Importantly, interventions at the district and school level have helped mold schools into places where students can thrive and graduate. Throughout the ’90s, organizations like the Center for Research on Education of Students Placed at Risk (CRESPAR), a joint venture between John Hopkins and Howard University, began to study how individual high schools could improve in instruction and administration to keep from losing minority students. This helped to target the 900 to 1,000 high schools in the U.S. where graduation was 50% at best, and the 2,000 high schools where a freshman class will shrink by 40% before senior year. Since then many states have launched sophisticated programs to target their lowest performing schools and reconstruct them into more successful institutions.
Also important to the rise of graduation is improvement in instruction much earlier than high school. In fact, one of the most important indicators of whether a student will graduate high school is how the student reads at third grade. Students living in poverty tend to enter school with a paucity of language, which can be exacerbated by the time they deal with high school courses if initiatives are not put in place by third grade. For this reason, states have made significant efforts, such as NC’s Read to Achieve, over the last decade and a half to target third grade reading. No doubt as further and further emphasis on third grade reading occurs, more and more students will continue to graduate high school almost a decade later.

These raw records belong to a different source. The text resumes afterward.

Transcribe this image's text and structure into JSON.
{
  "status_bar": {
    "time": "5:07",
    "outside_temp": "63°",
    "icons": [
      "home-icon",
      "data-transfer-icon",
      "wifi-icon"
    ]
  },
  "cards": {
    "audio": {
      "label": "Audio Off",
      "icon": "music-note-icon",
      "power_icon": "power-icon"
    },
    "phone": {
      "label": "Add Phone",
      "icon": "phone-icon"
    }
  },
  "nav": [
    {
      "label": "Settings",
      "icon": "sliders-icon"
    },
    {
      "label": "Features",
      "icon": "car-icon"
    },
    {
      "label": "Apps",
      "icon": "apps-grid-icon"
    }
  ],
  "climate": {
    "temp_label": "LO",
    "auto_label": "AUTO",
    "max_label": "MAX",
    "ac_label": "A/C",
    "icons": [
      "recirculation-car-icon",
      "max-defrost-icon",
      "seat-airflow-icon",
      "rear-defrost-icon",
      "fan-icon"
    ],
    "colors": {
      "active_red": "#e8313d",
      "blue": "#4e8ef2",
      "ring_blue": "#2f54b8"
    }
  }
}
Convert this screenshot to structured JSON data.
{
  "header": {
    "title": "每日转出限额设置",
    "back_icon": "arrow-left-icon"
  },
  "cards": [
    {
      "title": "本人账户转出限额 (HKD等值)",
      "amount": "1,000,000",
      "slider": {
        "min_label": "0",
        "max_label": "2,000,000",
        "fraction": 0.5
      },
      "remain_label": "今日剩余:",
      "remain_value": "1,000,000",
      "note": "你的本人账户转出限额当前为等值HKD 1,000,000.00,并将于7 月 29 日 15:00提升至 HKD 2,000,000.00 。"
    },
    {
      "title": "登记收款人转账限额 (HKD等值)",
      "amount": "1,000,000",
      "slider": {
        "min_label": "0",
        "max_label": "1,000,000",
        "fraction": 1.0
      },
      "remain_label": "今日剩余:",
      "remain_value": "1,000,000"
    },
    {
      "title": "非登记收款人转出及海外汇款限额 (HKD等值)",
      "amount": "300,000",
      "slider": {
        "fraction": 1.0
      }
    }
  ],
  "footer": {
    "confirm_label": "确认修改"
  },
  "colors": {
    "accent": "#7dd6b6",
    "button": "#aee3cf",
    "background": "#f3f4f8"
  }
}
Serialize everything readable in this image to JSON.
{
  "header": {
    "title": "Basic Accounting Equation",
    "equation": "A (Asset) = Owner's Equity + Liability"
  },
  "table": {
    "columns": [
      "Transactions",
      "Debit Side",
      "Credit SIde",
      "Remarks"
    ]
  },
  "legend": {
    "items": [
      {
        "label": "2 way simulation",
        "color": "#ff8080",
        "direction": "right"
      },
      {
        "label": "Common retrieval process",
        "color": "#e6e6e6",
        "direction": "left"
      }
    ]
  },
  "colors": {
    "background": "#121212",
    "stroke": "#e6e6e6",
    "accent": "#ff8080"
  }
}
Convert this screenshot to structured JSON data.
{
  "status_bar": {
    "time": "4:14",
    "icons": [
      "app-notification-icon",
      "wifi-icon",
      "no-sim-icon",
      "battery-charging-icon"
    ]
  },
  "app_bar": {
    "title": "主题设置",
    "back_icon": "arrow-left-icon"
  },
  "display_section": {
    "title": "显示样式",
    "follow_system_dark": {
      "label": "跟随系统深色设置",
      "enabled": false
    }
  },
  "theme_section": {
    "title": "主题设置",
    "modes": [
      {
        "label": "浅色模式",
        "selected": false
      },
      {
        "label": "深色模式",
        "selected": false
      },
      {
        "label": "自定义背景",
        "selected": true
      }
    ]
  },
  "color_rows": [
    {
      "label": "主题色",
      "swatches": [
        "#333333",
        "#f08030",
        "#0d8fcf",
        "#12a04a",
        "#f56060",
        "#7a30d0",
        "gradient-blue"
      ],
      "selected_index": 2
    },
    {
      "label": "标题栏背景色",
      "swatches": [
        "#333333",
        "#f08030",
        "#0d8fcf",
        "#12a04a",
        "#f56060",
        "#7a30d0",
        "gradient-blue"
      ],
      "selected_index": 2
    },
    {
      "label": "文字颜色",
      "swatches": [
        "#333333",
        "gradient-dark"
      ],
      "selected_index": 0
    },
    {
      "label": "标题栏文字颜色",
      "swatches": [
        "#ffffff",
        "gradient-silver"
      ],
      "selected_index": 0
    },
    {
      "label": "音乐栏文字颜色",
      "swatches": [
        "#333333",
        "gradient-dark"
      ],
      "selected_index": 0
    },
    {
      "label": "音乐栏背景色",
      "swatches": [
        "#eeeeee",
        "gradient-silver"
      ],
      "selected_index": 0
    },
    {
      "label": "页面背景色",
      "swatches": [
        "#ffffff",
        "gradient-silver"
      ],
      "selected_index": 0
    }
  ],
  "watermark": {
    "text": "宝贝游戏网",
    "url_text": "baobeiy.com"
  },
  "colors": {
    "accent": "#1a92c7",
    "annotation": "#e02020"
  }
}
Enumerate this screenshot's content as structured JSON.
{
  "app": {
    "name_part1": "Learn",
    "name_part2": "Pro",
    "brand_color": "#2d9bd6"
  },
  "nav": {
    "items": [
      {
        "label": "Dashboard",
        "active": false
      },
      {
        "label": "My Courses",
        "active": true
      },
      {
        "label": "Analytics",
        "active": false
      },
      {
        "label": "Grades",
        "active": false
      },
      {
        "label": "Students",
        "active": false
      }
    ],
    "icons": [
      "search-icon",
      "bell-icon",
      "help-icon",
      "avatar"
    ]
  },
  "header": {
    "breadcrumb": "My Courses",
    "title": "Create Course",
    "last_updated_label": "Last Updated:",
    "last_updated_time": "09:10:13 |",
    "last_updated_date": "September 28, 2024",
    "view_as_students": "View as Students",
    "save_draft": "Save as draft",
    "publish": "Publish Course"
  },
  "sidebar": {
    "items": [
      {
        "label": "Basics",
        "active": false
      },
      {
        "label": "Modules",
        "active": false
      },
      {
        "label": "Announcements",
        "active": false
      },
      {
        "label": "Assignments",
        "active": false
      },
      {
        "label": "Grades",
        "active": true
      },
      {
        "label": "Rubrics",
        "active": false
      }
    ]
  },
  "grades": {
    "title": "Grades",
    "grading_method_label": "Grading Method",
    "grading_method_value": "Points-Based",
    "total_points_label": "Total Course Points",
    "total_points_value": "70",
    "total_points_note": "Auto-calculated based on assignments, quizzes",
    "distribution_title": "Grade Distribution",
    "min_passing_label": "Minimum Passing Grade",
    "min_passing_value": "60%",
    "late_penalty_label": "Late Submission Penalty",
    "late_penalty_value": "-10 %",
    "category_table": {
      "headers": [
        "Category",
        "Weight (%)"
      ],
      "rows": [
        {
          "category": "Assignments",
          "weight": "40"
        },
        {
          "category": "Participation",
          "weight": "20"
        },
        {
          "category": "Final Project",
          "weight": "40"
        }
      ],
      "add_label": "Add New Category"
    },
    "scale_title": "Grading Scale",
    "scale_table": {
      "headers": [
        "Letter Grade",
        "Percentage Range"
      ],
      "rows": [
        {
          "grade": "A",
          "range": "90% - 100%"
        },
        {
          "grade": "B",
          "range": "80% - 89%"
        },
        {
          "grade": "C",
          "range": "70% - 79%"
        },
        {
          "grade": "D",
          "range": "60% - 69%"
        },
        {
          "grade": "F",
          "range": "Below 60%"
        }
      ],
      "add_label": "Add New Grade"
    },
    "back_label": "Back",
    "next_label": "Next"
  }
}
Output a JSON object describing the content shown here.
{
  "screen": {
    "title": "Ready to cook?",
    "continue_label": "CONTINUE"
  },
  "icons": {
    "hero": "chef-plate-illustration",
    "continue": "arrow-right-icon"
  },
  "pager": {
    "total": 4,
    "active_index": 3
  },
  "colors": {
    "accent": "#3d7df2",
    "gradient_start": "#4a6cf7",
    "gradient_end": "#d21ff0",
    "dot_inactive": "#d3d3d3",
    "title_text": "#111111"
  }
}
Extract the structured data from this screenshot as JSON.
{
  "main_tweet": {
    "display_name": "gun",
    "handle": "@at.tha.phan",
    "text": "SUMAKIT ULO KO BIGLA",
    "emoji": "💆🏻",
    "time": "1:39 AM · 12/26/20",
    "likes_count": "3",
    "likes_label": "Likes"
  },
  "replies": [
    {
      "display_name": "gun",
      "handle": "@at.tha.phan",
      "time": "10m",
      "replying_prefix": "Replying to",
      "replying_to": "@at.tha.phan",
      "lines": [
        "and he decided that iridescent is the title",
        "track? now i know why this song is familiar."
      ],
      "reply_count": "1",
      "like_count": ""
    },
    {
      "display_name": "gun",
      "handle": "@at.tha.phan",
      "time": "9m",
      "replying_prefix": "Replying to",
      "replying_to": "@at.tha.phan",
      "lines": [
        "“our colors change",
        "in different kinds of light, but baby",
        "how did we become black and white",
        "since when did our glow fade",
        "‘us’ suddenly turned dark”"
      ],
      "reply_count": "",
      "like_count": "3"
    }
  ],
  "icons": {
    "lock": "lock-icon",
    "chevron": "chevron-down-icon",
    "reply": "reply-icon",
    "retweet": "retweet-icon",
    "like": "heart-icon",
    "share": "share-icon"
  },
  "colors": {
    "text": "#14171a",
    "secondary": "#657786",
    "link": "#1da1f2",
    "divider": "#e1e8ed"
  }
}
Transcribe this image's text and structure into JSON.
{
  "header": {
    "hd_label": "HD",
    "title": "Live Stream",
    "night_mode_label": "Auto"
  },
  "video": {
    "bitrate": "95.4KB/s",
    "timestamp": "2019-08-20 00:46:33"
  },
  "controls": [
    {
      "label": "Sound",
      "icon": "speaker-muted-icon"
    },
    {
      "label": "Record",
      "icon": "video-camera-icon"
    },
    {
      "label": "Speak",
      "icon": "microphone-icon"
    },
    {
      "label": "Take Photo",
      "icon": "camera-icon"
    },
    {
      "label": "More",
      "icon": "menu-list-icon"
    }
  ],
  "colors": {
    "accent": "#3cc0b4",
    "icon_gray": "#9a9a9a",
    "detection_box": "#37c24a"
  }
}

Despite gains, however, there are some areas in the United States which have not seen the same growth. Often times in the United States, socioeconomic categories overlap. Areas with greater socioeconomic hardships–and minorities with a greater rate of poverty compared to the state average– tend to face difficult circumstances when helping those minority students succeed in schools. For instance, Arizona, whose overall population living in poverty is 9% White while 33% Latino/a, also has significantly lower graduation rates among Latino/a students compared to the national average. In fact, it is one of the places where high school graduation is declining in the nation. To continue to grow graduation rates will take an increased effort to help the gap close, not widen, between the privileged and less privileged members of our society.